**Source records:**
──────

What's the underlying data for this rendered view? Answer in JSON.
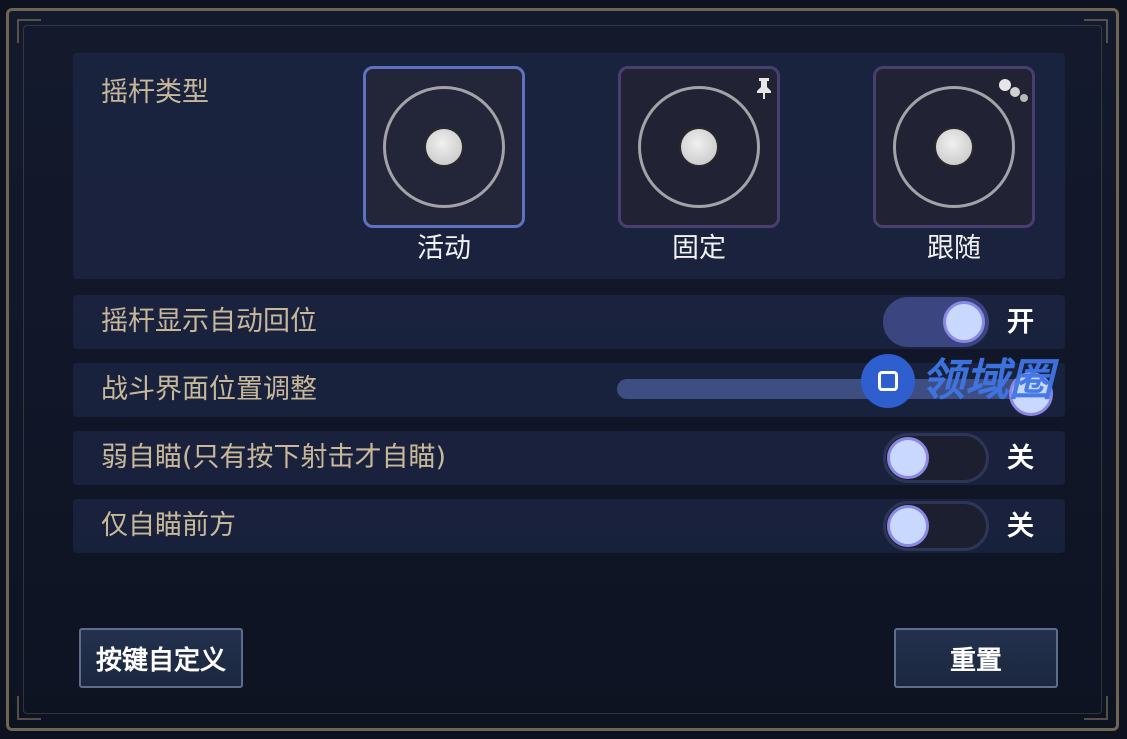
{
  "joystick_type": {
    "label": "摇杆类型",
    "options": [
      {
        "label": "活动",
        "selected": true
      },
      {
        "label": "固定",
        "selected": false,
        "icon": "pin-icon"
      },
      {
        "label": "跟随",
        "selected": false,
        "icon": "dots-icon"
      }
    ]
  },
  "settings": {
    "auto_return": {
      "label": "摇杆显示自动回位",
      "state": "开",
      "on": true
    },
    "hud_position": {
      "label": "战斗界面位置调整",
      "value_fraction": 0.96
    },
    "weak_aim": {
      "label": "弱自瞄(只有按下射击才自瞄)",
      "state": "关",
      "on": false
    },
    "front_aim": {
      "label": "仅自瞄前方",
      "state": "关",
      "on": false
    }
  },
  "watermark": {
    "text": "领域圈"
  },
  "buttons": {
    "customize": "按键自定义",
    "reset": "重置"
  },
  "colors": {
    "label_gold": "#c8b89a",
    "toggle_on": "#3b4580",
    "knob": "#c9d8ff",
    "selected_border": "#5d72c0"
  }
}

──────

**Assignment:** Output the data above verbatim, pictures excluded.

**Expected answer:**
What's the underlying data for this rendered view? Answer in JSON.
{
  "joystick_type": {
    "label": "摇杆类型",
    "options": [
      {
        "label": "活动",
        "selected": true
      },
      {
        "label": "固定",
        "selected": false,
        "icon": "pin-icon"
      },
      {
        "label": "跟随",
        "selected": false,
        "icon": "dots-icon"
      }
    ]
  },
  "settings": {
    "auto_return": {
      "label": "摇杆显示自动回位",
      "state": "开",
      "on": true
    },
    "hud_position": {
      "label": "战斗界面位置调整",
      "value_fraction": 0.96
    },
    "weak_aim": {
      "label": "弱自瞄(只有按下射击才自瞄)",
      "state": "关",
      "on": false
    },
    "front_aim": {
      "label": "仅自瞄前方",
      "state": "关",
      "on": false
    }
  },
  "watermark": {
    "text": "领域圈"
  },
  "buttons": {
    "customize": "按键自定义",
    "reset": "重置"
  },
  "colors": {
    "label_gold": "#c8b89a",
    "toggle_on": "#3b4580",
    "knob": "#c9d8ff",
    "selected_border": "#5d72c0"
  }
}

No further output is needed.